--- INFORMATION GIVEN Enclosed Below ---

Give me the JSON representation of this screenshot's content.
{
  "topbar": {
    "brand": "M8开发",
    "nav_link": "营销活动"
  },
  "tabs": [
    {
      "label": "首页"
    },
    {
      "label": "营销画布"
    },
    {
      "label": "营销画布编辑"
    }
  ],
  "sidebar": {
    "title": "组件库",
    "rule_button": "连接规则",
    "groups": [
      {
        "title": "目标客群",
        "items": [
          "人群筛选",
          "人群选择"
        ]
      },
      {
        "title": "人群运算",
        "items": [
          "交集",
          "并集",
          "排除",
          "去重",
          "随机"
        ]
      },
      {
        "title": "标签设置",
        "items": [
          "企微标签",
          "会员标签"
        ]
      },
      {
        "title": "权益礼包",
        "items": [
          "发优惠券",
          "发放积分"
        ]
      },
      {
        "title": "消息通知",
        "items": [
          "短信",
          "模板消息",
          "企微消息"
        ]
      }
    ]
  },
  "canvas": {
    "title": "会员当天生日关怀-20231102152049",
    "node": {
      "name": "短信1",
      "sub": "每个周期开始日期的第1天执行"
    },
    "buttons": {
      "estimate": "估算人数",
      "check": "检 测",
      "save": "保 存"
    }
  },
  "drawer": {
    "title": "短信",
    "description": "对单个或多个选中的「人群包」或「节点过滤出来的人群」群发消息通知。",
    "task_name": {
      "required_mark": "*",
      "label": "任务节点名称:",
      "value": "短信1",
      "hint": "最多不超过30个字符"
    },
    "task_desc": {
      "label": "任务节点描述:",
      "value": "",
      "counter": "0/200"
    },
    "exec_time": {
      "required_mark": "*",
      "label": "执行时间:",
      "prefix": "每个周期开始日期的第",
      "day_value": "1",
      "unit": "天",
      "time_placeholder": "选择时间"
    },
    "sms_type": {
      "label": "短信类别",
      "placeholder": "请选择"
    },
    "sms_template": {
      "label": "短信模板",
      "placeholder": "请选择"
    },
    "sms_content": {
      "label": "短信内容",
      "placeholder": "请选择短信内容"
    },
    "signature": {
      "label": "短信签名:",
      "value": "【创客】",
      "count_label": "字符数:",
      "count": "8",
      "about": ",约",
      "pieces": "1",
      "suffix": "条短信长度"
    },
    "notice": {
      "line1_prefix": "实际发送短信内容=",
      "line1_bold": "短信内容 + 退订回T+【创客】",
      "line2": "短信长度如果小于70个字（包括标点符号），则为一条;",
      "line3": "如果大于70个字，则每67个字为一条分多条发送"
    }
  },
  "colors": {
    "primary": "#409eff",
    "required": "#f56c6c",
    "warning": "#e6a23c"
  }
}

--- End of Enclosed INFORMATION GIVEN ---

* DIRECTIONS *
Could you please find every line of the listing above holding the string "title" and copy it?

* SOLUTION TO THIS EXERCISE *
    "title": "组件库",
        "title": "目标客群",
        "title": "人群运算",
        "title": "标签设置",
        "title": "权益礼包",
        "title": "消息通知",
    "title": "会员当天生日关怀-20231102152049",
    "title": "短信",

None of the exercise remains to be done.